-- Aim of the task --
Every line of the material is to be quoted verbatim, minus the pictures.
---
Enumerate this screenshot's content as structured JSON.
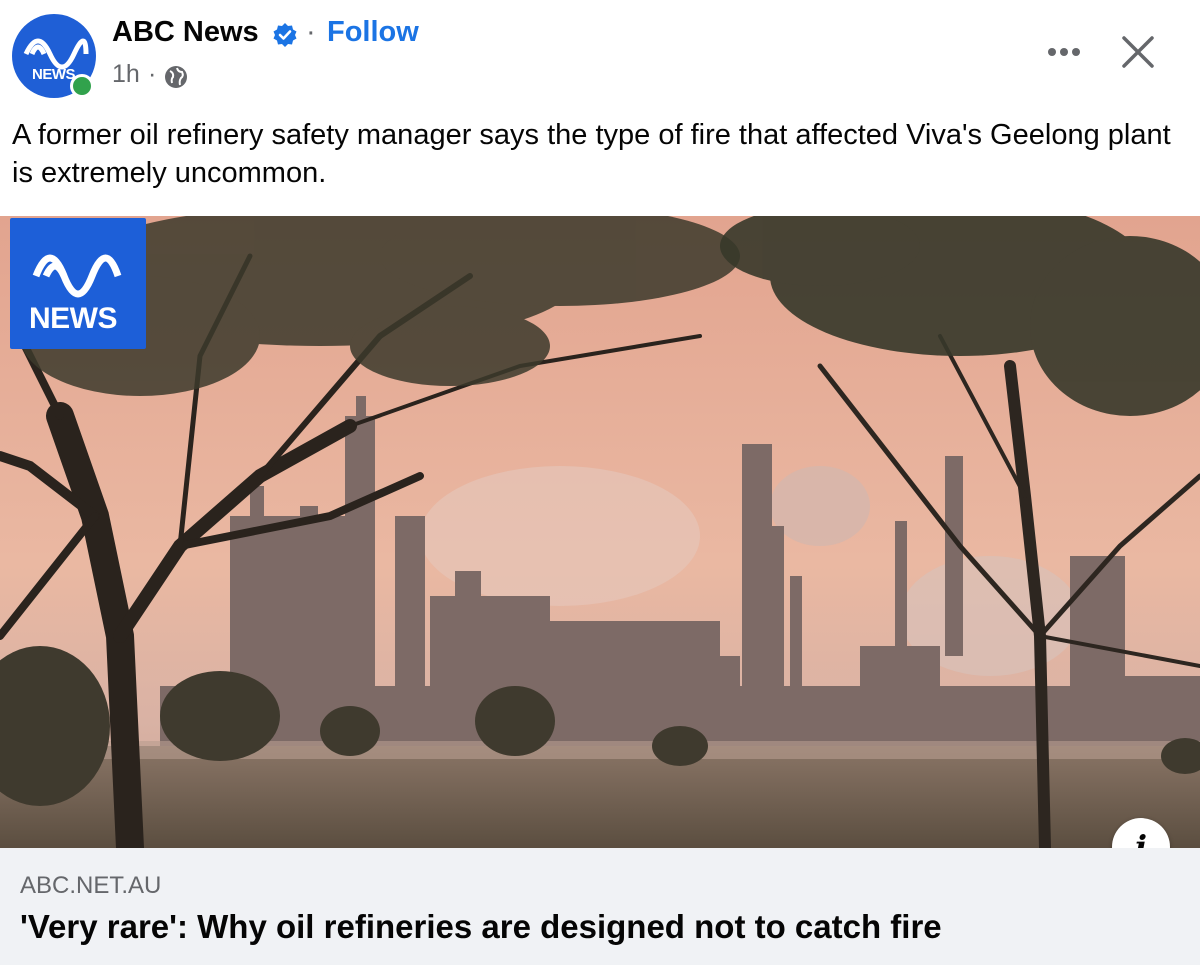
{
  "header": {
    "page_name": "ABC News",
    "avatar_text": "NEWS",
    "follow_separator": "·",
    "follow_label": "Follow",
    "timestamp": "1h",
    "meta_separator": "·",
    "icons": {
      "verified": "verified-badge-icon",
      "globe": "globe-icon",
      "more": "more-options-icon",
      "close": "close-icon"
    }
  },
  "post": {
    "caption": "A former oil refinery safety manager says the type of fire that affected Viva's Geelong plant is extremely uncommon."
  },
  "link_preview": {
    "image_badge_text": "NEWS",
    "info_icon": "info-icon",
    "info_glyph": "i",
    "domain": "ABC.NET.AU",
    "title": "'Very rare': Why oil refineries are designed not to catch fire"
  },
  "colors": {
    "brand_blue": "#1d5fd8",
    "follow_blue": "#1b74e4",
    "online_green": "#31a24c",
    "footer_bg": "#f0f2f5",
    "secondary_text": "#65676b"
  }
}
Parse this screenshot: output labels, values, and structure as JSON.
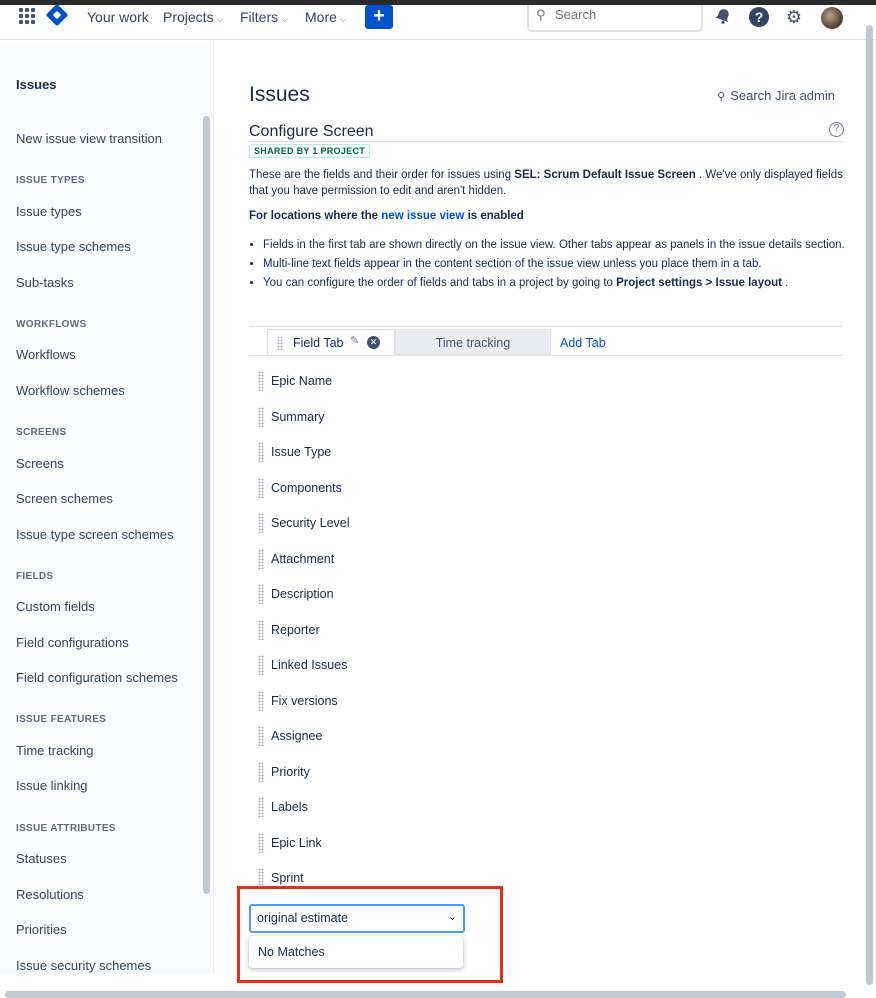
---
-- Answer for this exercise --
Enumerate this screenshot's content as structured JSON.
{
  "header": {
    "page_name": "ABC News",
    "avatar_text": "NEWS",
    "follow_separator": "·",
    "follow_label": "Follow",
    "timestamp": "1h",
    "meta_separator": "·",
    "icons": {
      "verified": "verified-badge-icon",
      "globe": "globe-icon",
      "more": "more-options-icon",
      "close": "close-icon"
    }
  },
  "post": {
    "caption": "A former oil refinery safety manager says the type of fire that affected Viva's Geelong plant is extremely uncommon."
  },
  "link_preview": {
    "image_badge_text": "NEWS",
    "info_icon": "info-icon",
    "info_glyph": "i",
    "domain": "ABC.NET.AU",
    "title": "'Very rare': Why oil refineries are designed not to catch fire"
  },
  "colors": {
    "brand_blue": "#1d5fd8",
    "follow_blue": "#1b74e4",
    "online_green": "#31a24c",
    "footer_bg": "#f0f2f5",
    "secondary_text": "#65676b"
  }
}
Parse this screenshot: output labels, values, and structure as JSON.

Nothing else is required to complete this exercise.